In a report for the Brookings Institution’s Primary Project, Elaine Kamarck and Alexander Podkul make two interesting findings.
First: “In spite of all the negative comments about the establishment, establishment candidates are doing better in both parties.” Among non-incumbent candidates for Congress, Republicans whom the analysts classify as “business/establishment” oriented are winning primaries at roughly twice the rate as candidates they classify as “conservatives.”
Second: The Republican candidates’ websites are less likely to tie them to Trump than you might expect.
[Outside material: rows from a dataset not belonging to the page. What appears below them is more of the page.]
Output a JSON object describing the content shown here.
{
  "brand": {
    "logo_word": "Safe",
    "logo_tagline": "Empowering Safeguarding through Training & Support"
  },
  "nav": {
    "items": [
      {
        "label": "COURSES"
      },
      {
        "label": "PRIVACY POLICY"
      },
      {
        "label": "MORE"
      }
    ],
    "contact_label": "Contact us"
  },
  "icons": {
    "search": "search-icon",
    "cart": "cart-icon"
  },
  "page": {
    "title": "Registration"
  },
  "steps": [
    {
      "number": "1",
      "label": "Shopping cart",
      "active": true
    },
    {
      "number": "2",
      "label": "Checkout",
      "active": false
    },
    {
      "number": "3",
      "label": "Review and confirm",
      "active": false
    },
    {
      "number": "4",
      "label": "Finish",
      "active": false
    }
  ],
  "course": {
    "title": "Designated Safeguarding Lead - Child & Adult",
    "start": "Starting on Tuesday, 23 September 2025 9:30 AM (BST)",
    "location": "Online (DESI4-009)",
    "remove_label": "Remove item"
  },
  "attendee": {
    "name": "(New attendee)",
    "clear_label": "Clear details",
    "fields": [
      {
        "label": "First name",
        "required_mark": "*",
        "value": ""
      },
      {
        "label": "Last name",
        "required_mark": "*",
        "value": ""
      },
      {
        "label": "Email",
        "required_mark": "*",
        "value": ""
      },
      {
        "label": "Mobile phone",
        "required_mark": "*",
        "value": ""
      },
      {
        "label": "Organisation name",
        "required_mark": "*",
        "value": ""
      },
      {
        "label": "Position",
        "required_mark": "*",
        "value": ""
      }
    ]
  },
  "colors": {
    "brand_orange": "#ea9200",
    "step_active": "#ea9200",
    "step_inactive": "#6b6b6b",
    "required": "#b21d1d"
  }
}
Again, the project is looking at non-incumbents, and it finds that 55 percent of the Republican candidates’ sites don’t mention the president at all. The candidates whose sites don’t mention Trump are winning their primaries at significantly higher rates than those whose sites mention him positively, but for various reasons I wouldn’t read too much into that.
I’ve taken a boringly middle-of-the-road view of Trump’s influence on the Republican party: He has a lot of it, but the common portrayal of Republicans as cult-like followers of the president is a gross exaggeration. The Kamarck/Podkul findings support that view.